The residential school experience continues to
haunt First Nations peoples today. Many believe that
their experience even led to a general indifference
towards the education of Aboriginal youth today.
Many Aboriginals who experienced a residential
school "education" are now parents and grandparents
and many possess deep biases against education for
their children because of what they experienced. It
is a difficult subject for many to understand
because the residential school experience was not
the same for everyone involved. Clearly, some
schools were better maintained than others while
some staff members more benevolent than others.
Although a difficult subject to broach, the story of
the residential schools has become an important part
of not only First Nations history but of Canadian
Separated from their family, friends, and in many cases the
only home they had known, First Nations children were taken
together, according to age level, to the residential school in
the fall of each year. Once at the school, they were not
permitted to speak their native tongue and the supervisors spoke
only English to them, punishing them if they reverted to their
own language. In many cases, the children knew nothing of the
English language upon their arrival and this meant that many
spent several years in silence until they were even able to
express their needs.
The school environment was a stark contrast to the home
environment where Aboriginal children were important
contributing members of their family and community. At home the
children were encouraged and expected to help with the daily
work – tending the nets, feeding the animals, cutting and
hauling wood, or cutting up meat and fish for drying. In
contrast, the schools demanded very little of these types of
tasks. The children were not taught to take care of others in
their community. In fact, often times the children were
discouraged from developing their own ideals. Their movements
were monitored and they were expected to adhere to strict
guidelines of conduct.
The schools were very difficult and lonely places for many
children, but their effects reached all the way into individual
communities. Often times, children returned home for summer
vacation completely changed. They were no longer interested in
helping with daily tasks and rather than spending time with
their families, who were no doubt becoming more foreign each
passing year, they preferred to spend time with children their
own age who also attended residential school.
Perhaps the most detrimental effect of the schools was the
children's loss of all ability to speak their own language –
effectively breaking the means of communication and traditional
knowledge shared between parents and their children.
Furthermore, children were taught at school that their culture
was somehow inferior and not worth preserving. As a result, the
residential school disrupted the passing of traditional beliefs,
skills, and knowledge from one generation to the next, and
deliberately separated the children from their heritage by
encouraging them to resent it and embrace a more European
outlook and belief system.
While the cultural shock was immense, residential schools did
provide an opportunity for some of the Aboriginal youth to learn
how to read and write in English, which some believe has aided
the two cultures in gaining a better understanding of each other
By the 1950s, the Canadian government finally began to
realize the residential school policy was a failure.
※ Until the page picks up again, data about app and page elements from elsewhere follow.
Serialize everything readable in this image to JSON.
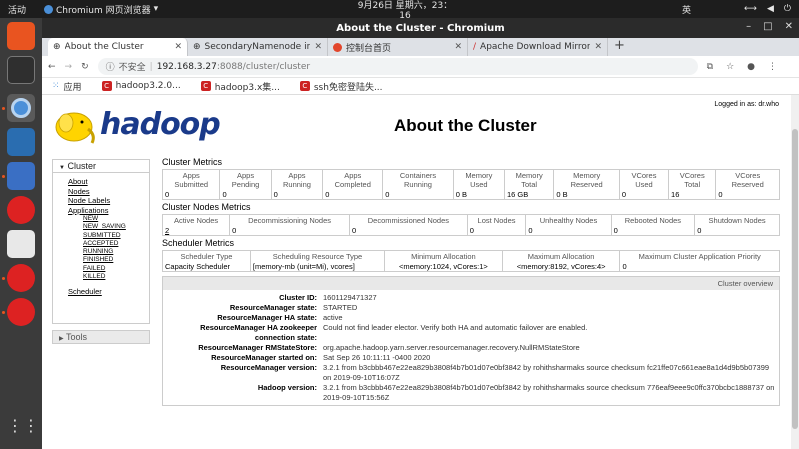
{
  "system": {
    "activities": "活动",
    "app_name": "Chromium 网页浏览器",
    "clock": "9月26日 星期六，23：16",
    "ime": "英"
  },
  "window": {
    "title": "About the Cluster - Chromium"
  },
  "tabs": [
    {
      "label": "About the Cluster"
    },
    {
      "label": "SecondaryNamenode info"
    },
    {
      "label": "控制台首页"
    },
    {
      "label": "Apache Download Mirrors"
    }
  ],
  "omnibox": {
    "security": "不安全",
    "host": "192.168.3.27",
    "path": ":8088/cluster/cluster"
  },
  "bookmarks": [
    {
      "label": "应用"
    },
    {
      "label": "hadoop3.2.0..."
    },
    {
      "label": "hadoop3.x集..."
    },
    {
      "label": "ssh免密登陆失..."
    }
  ],
  "page": {
    "logged_in": "Logged in as: dr.who",
    "logo_text": "hadoop",
    "title": "About the Cluster"
  },
  "nav": {
    "cluster_label": "Cluster",
    "links": [
      "About",
      "Nodes",
      "Node Labels",
      "Applications"
    ],
    "app_states": [
      "NEW",
      "NEW_SAVING",
      "SUBMITTED",
      "ACCEPTED",
      "RUNNING",
      "FINISHED",
      "FAILED",
      "KILLED"
    ],
    "scheduler": "Scheduler",
    "tools_label": "Tools"
  },
  "cluster_metrics": {
    "heading": "Cluster Metrics",
    "headers": [
      "Apps Submitted",
      "Apps Pending",
      "Apps Running",
      "Apps Completed",
      "Containers Running",
      "Memory Used",
      "Memory Total",
      "Memory Reserved",
      "VCores Used",
      "VCores Total",
      "VCores Reserved"
    ],
    "values": [
      "0",
      "0",
      "0",
      "0",
      "0",
      "0 B",
      "16 GB",
      "0 B",
      "0",
      "16",
      "0"
    ]
  },
  "nodes_metrics": {
    "heading": "Cluster Nodes Metrics",
    "headers": [
      "Active Nodes",
      "Decommissioning Nodes",
      "Decommissioned Nodes",
      "Lost Nodes",
      "Unhealthy Nodes",
      "Rebooted Nodes",
      "Shutdown Nodes"
    ],
    "values": [
      "2",
      "0",
      "0",
      "0",
      "0",
      "0",
      "0"
    ]
  },
  "scheduler_metrics": {
    "heading": "Scheduler Metrics",
    "headers": [
      "Scheduler Type",
      "Scheduling Resource Type",
      "Minimum Allocation",
      "Maximum Allocation",
      "Maximum Cluster Application Priority"
    ],
    "values": [
      "Capacity Scheduler",
      "[memory-mb (unit=Mi), vcores]",
      "<memory:1024, vCores:1>",
      "<memory:8192, vCores:4>",
      "0"
    ]
  },
  "overview": {
    "heading": "Cluster overview",
    "rows": [
      {
        "key": "Cluster ID:",
        "value": "1601129471327"
      },
      {
        "key": "ResourceManager state:",
        "value": "STARTED"
      },
      {
        "key": "ResourceManager HA state:",
        "value": "active"
      },
      {
        "key": "ResourceManager HA zookeeper connection state:",
        "value": "Could not find leader elector. Verify both HA and automatic failover are enabled."
      },
      {
        "key": "ResourceManager RMStateStore:",
        "value": "org.apache.hadoop.yarn.server.resourcemanager.recovery.NullRMStateStore"
      },
      {
        "key": "ResourceManager started on:",
        "value": "Sat Sep 26 10:11:11 -0400 2020"
      },
      {
        "key": "ResourceManager version:",
        "value": "3.2.1 from b3cbbb467e22ea829b3808f4b7b01d07e0bf3842 by rohithsharmaks source checksum fc21ffe07c661eae8a1d4d9b5b07399 on 2019-09-10T16:07Z"
      },
      {
        "key": "Hadoop version:",
        "value": "3.2.1 from b3cbbb467e22ea829b3808f4b7b01d07e0bf3842 by rohithsharmaks source checksum 776eaf9eee9c0ffc370bcbc1888737 on 2019-09-10T15:56Z"
      }
    ]
  }
}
The last
residential school in Canada was closed some 30 years later.
Today, Aboriginal people want recognition of what was done to
their communities as a result of the residential schools.
Aboriginal people have demanded, and received, official
apologies from the Anglican, United and Roman Catholic churches
which operated residential schools. As more and more former
students of residential schools come forth with stories about
the sexual and physical abuse they experienced, several
religious authorities who administered the schools are being
charged criminally. The far-reaching effects of the schools are
impossible to measure. For the hundreds of Aboriginal Peoples
who went through the residential school process, the most
important work lies in healing. The process is ongoing, but
communities are working both with Elders and institutions to
bring justice and peace to those who were hurt.